The costuming looked driven by whatever could be found to fit (or cut holes in, in the case of the ballet) in the wardrobe department’s store. At the ‘village’ fete in Act II the chorus appeared on stage in full sophisticated salon evening dress – possibly as seen in La Traviata, during the party, possibly from the ball scene in Die Fledermaus. They stayed in the same clothes right through the production – including when the men are supposed to be soldiers returning from war in Act IV. That was particularly silly – although the director’s ‘disposition’ of the men on the stage competed for the gold medal in idiocy.

Funds are limited, I realise that (although with a ticket price equal to that paid on a recent visit to the West End of London, not the fault of the punters whose bums were numbed in the dreadfully uncomfortable seats), but the two-flats-on-wheels scenery solution seemed a little on the excessively cheap side: Especially as it necessitated the frequent use of monk-dressed stage hands to push the damn things around. Monty Python Spanish Inquisition, I thought – frequently.

I take it the lighting designer died before work started on the production and the show was under the control of an enthusiastic 8 year old trainee technician.

I’d use the word amateur if it wasn’t an insult to some very good amateur productions I have enjoyed.

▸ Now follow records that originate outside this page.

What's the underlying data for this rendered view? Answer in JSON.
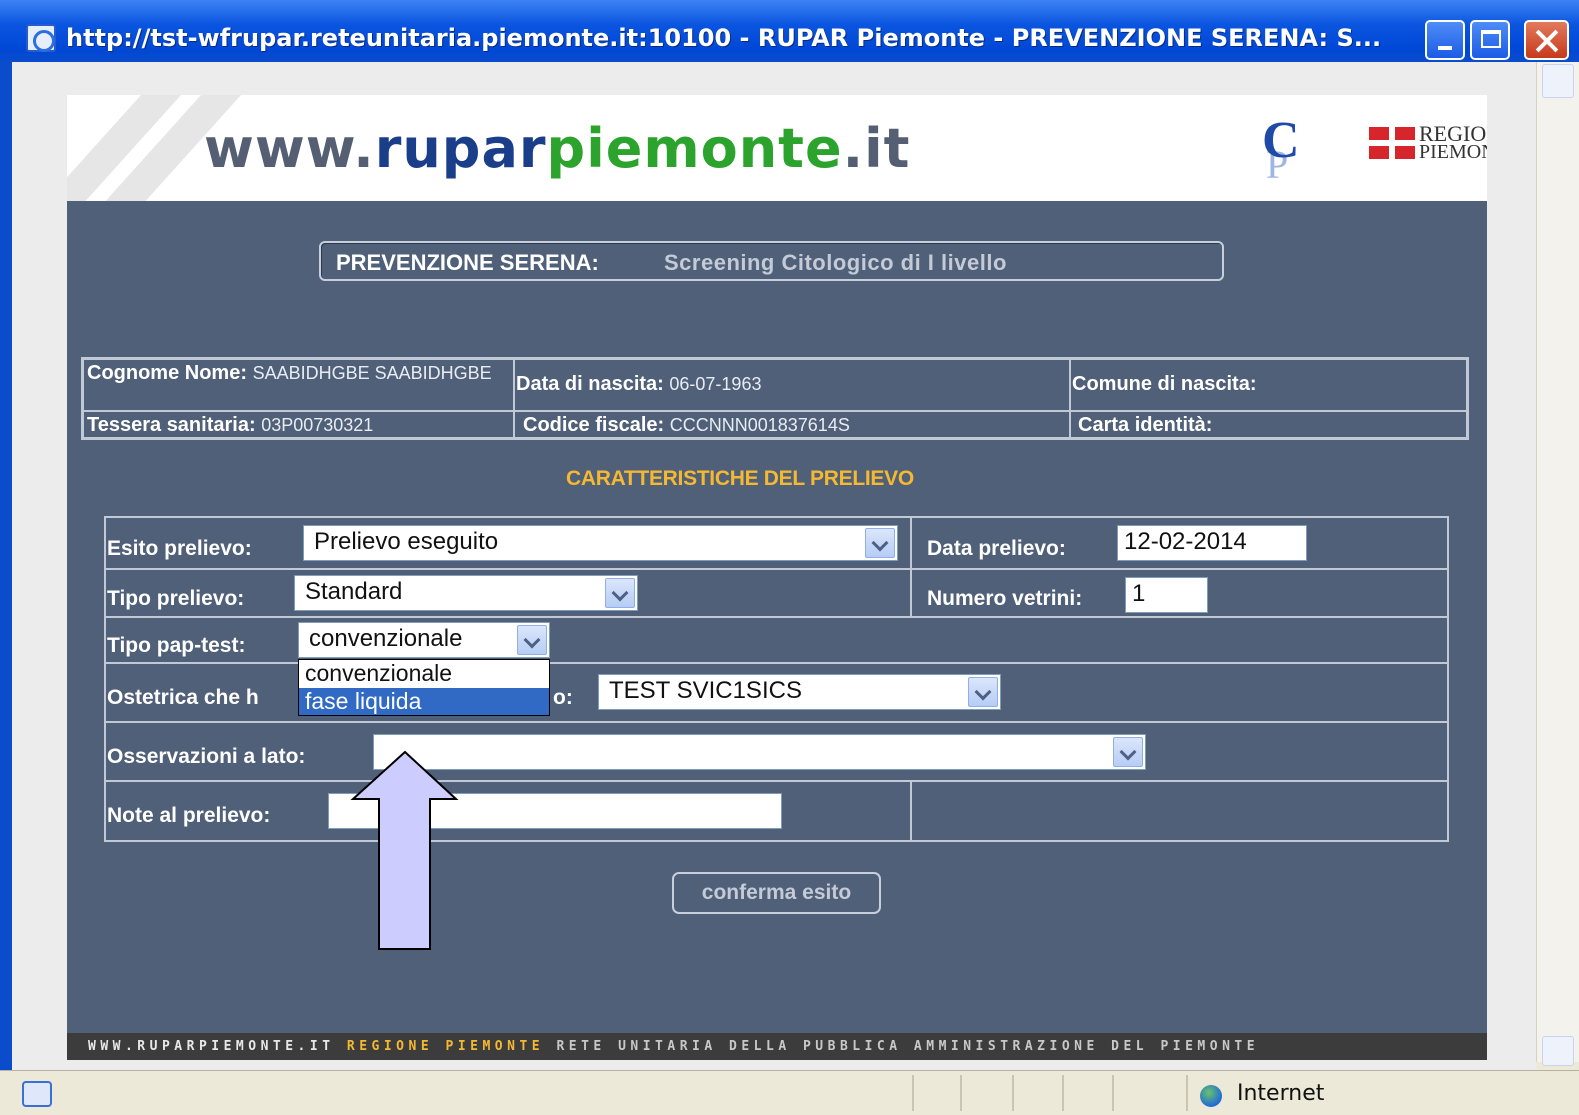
{
  "window": {
    "title": "http://tst-wfrupar.reteunitaria.piemonte.it:10100 - RUPAR Piemonte - PREVENZIONE SERENA: S..."
  },
  "header": {
    "logo_prefix": "www.",
    "logo_mid": "rupar",
    "logo_green": "piemonte",
    "logo_suffix": ".it",
    "csi_logo_c": "C",
    "csi_logo_p": "P",
    "regione_line1": "REGIONE",
    "regione_line2": "PIEMONTE"
  },
  "page_title": {
    "prefix": "PREVENZIONE SERENA:",
    "text": "Screening Citologico di I livello"
  },
  "patient": {
    "name_label": "Cognome Nome:",
    "name_value": "SAABIDHGBE SAABIDHGBE",
    "birth_label": "Data di nascita:",
    "birth_value": "06-07-1963",
    "comune_label": "Comune di nascita:",
    "tessera_label": "Tessera sanitaria:",
    "tessera_value": "03P00730321",
    "codice_label": "Codice fiscale:",
    "codice_value": "CCCNNN001837614S",
    "carta_label": "Carta identità:"
  },
  "section_title": "CARATTERISTICHE DEL PRELIEVO",
  "form": {
    "esito_label": "Esito prelievo:",
    "esito_value": "Prelievo eseguito",
    "data_label": "Data prelievo:",
    "data_value": "12-02-2014",
    "tipo_label": "Tipo prelievo:",
    "tipo_value": "Standard",
    "vetrini_label": "Numero vetrini:",
    "vetrini_value": "1",
    "pap_label": "Tipo pap-test:",
    "pap_value": "convenzionale",
    "pap_options": [
      "convenzionale",
      "fase liquida"
    ],
    "ostetrica_label_start": "Ostetrica che h",
    "ostetrica_label_end": "o:",
    "ostetrica_value": "TEST SVIC1SICS",
    "osservazioni_label": "Osservazioni a lato:",
    "osservazioni_value": "",
    "note_label": "Note al prelievo:",
    "note_value": ""
  },
  "confirm_label": "conferma esito",
  "footer": {
    "part1": "WWW.RUPARPIEMONTE.IT",
    "part2": "REGIONE PIEMONTE",
    "part3": "RETE UNITARIA DELLA PUBBLICA AMMINISTRAZIONE DEL PIEMONTE"
  },
  "statusbar": {
    "zone": "Internet"
  },
  "colors": {
    "page_bg": "#506079",
    "section_title": "#f5b931",
    "selection": "#316ac5",
    "annotation_arrow": "#ccccff"
  },
  "icons": {
    "ie_icon": "ie-page-icon",
    "minimize": "minimize-icon",
    "maximize": "maximize-icon",
    "close": "close-icon",
    "globe": "globe-icon"
  }
}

Gounod’s Opera is not exactly rocket science and, despite its cornucopia of good tunes, has its structural weaknesses – which is why it needs strong, coherent direction. It didn’t get it, resulting in one of the worst things I have ever seen in the professional theatre. If I had directed a school production this badly, I hang my head in shame and burn every play text I possessed whilst vowing never to set foot on stage again.

I think the choreographer has done just that and tried to replace the ballet with a ‘man with the hairiest chest’ competition.

Thank goodness for the music.

There is absolutely no excuse for this degree of dreadfulness. Timisoara Opera has given me some very enjoyable evenings in the past. It’s production of Traviata ten years ago was stunning – the best I think I have seen on stage live. The Boehma and Fledermaus were enjoyable and repeatedly watchable. There were singers on stage last night I know could have given far more, in the right production.